Task prompt: Identify every line in the records below that contains the word "JSON", and copy each of those lines.

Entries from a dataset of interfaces
--------------------------------------------------
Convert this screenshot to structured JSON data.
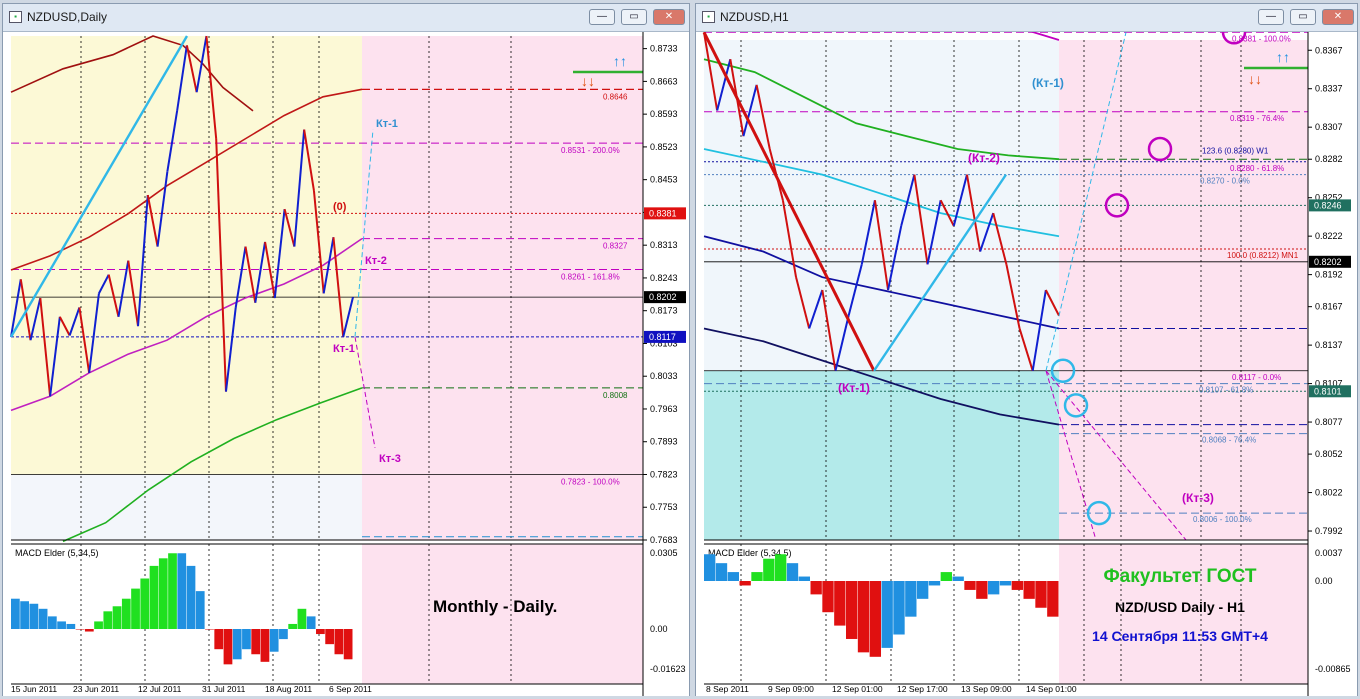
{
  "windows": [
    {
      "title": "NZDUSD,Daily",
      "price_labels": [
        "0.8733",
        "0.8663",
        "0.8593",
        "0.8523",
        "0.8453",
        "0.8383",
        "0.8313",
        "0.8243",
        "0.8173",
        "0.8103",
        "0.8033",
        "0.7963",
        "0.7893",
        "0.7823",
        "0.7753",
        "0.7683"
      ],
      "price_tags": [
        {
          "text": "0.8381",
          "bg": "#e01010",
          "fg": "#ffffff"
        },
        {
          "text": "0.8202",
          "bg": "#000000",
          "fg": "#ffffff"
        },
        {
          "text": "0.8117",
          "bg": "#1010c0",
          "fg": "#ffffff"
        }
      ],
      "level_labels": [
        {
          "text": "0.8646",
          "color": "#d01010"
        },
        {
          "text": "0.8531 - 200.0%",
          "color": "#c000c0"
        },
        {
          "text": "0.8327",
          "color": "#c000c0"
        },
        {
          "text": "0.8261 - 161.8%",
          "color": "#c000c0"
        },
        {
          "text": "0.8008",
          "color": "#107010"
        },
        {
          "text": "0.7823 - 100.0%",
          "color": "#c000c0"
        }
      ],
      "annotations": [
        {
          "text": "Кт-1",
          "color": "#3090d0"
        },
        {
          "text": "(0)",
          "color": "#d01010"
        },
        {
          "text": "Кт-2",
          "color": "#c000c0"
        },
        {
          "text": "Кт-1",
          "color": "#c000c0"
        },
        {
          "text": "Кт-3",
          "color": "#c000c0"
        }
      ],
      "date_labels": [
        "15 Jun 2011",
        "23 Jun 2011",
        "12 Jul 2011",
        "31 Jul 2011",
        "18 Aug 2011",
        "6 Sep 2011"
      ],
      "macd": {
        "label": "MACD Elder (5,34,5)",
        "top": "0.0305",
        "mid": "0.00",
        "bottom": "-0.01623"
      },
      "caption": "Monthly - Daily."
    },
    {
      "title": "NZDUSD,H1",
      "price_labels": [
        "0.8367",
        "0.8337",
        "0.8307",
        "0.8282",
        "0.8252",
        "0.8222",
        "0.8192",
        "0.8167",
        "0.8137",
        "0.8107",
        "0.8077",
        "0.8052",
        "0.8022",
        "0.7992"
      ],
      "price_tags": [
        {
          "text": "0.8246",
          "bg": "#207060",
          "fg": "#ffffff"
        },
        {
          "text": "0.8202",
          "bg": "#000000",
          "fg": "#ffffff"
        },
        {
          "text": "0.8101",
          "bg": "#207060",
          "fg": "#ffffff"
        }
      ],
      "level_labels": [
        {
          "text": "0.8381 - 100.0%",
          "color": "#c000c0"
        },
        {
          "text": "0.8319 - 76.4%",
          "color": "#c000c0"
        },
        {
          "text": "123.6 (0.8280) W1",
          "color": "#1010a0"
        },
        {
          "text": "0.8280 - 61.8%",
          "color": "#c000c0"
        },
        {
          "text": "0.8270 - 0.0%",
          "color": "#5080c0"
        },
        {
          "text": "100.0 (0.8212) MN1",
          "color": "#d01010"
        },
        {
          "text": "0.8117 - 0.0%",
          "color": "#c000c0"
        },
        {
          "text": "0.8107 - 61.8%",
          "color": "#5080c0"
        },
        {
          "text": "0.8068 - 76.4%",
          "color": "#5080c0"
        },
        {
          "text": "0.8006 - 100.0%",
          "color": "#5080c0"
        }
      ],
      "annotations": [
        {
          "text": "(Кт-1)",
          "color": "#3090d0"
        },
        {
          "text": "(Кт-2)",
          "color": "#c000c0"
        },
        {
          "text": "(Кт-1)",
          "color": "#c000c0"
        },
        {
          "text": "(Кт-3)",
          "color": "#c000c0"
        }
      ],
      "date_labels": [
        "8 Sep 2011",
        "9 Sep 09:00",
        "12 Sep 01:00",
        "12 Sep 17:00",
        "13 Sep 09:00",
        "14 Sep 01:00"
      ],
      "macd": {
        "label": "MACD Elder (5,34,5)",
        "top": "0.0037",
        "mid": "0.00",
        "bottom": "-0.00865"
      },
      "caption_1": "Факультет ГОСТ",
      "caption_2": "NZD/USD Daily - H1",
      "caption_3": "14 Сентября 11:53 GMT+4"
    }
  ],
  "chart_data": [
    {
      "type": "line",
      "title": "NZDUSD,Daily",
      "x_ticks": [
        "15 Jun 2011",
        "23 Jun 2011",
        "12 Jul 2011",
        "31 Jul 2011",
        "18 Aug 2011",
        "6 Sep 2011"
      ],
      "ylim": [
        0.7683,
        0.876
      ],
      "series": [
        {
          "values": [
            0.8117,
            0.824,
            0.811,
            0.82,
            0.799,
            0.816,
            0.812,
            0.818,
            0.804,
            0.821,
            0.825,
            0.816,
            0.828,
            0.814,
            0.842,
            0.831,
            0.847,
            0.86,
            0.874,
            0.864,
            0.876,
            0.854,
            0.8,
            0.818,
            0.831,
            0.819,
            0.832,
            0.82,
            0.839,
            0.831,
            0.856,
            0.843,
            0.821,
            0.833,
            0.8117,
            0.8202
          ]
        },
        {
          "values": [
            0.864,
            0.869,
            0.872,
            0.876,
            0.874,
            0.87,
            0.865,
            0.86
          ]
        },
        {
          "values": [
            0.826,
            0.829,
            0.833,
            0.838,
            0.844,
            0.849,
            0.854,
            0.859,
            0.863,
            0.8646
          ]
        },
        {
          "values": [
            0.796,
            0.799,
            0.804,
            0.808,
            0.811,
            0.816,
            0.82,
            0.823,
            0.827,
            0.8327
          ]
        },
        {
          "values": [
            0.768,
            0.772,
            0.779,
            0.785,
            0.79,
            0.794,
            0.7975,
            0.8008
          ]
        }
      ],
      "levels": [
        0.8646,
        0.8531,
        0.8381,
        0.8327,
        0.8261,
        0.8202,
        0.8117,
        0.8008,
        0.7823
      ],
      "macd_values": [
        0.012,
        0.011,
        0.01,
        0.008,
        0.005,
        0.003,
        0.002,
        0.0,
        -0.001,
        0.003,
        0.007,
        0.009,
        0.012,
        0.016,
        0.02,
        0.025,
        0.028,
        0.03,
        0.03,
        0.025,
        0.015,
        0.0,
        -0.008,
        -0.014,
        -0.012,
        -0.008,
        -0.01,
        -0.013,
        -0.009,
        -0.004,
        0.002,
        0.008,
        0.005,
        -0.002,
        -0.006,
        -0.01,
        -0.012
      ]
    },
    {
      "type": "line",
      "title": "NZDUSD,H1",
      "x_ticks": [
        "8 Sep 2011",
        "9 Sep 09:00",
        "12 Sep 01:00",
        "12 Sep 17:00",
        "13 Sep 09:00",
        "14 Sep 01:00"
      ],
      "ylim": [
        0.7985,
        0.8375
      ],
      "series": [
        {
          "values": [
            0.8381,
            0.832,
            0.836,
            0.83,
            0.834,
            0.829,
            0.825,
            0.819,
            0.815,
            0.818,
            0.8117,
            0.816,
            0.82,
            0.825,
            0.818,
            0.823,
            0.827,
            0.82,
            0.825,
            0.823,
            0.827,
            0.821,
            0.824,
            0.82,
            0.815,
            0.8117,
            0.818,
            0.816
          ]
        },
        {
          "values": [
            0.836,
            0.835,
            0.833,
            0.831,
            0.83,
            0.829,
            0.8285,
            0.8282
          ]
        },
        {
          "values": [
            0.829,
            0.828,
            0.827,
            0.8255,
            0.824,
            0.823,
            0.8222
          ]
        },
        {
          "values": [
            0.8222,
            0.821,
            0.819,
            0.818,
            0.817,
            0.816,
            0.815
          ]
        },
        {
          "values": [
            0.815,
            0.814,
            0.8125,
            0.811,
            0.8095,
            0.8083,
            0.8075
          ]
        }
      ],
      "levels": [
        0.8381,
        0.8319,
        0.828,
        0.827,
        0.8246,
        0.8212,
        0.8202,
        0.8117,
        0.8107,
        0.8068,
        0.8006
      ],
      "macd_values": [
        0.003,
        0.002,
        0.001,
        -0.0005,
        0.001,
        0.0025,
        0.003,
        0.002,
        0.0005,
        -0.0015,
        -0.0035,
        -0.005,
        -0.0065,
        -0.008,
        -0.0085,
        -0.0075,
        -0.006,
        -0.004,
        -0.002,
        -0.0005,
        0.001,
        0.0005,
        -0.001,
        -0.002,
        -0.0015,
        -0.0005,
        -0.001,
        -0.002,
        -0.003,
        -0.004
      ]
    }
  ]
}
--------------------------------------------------
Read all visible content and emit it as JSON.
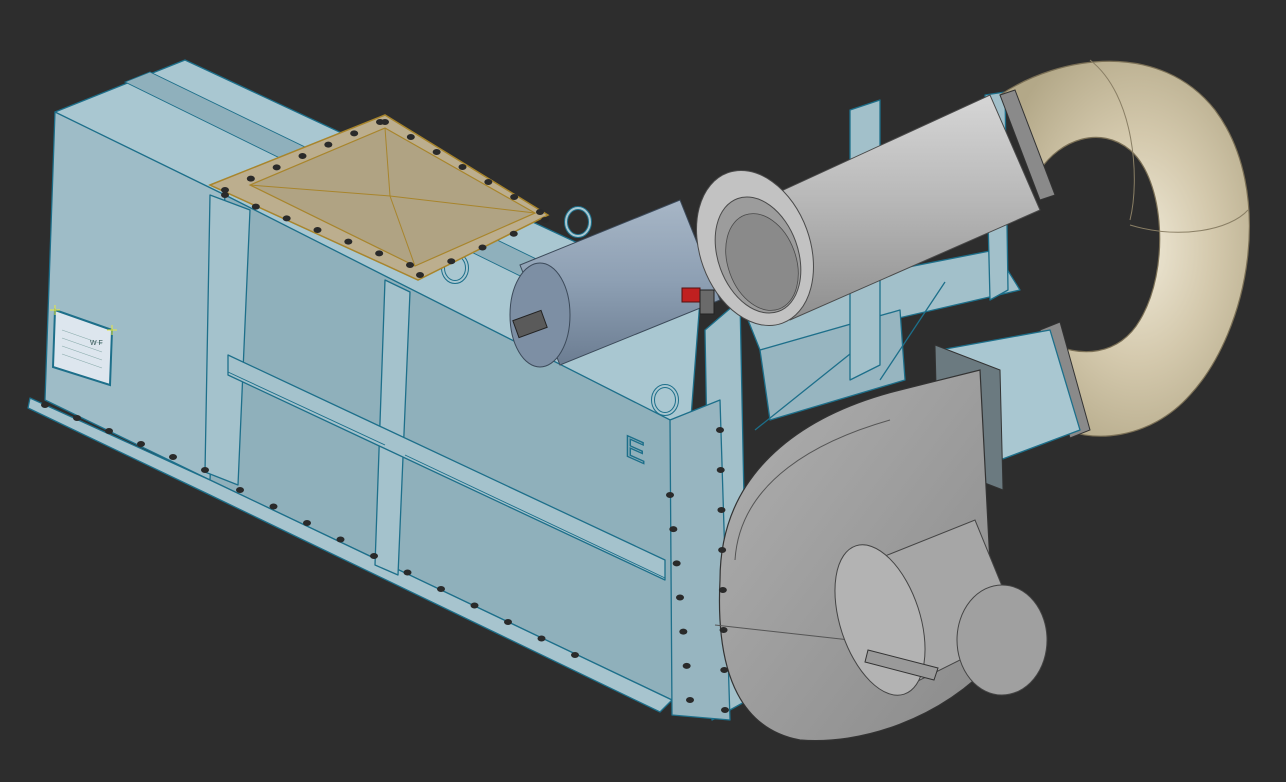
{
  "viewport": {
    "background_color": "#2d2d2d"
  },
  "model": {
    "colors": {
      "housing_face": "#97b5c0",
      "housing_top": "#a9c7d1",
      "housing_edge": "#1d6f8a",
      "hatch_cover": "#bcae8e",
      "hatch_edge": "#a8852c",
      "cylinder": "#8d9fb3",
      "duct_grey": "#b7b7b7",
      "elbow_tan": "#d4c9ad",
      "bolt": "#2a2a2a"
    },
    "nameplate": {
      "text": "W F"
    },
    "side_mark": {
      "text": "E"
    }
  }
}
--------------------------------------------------
Result:
Convert this screenshot to structured JSON data.
Read all visible content and emit it as JSON.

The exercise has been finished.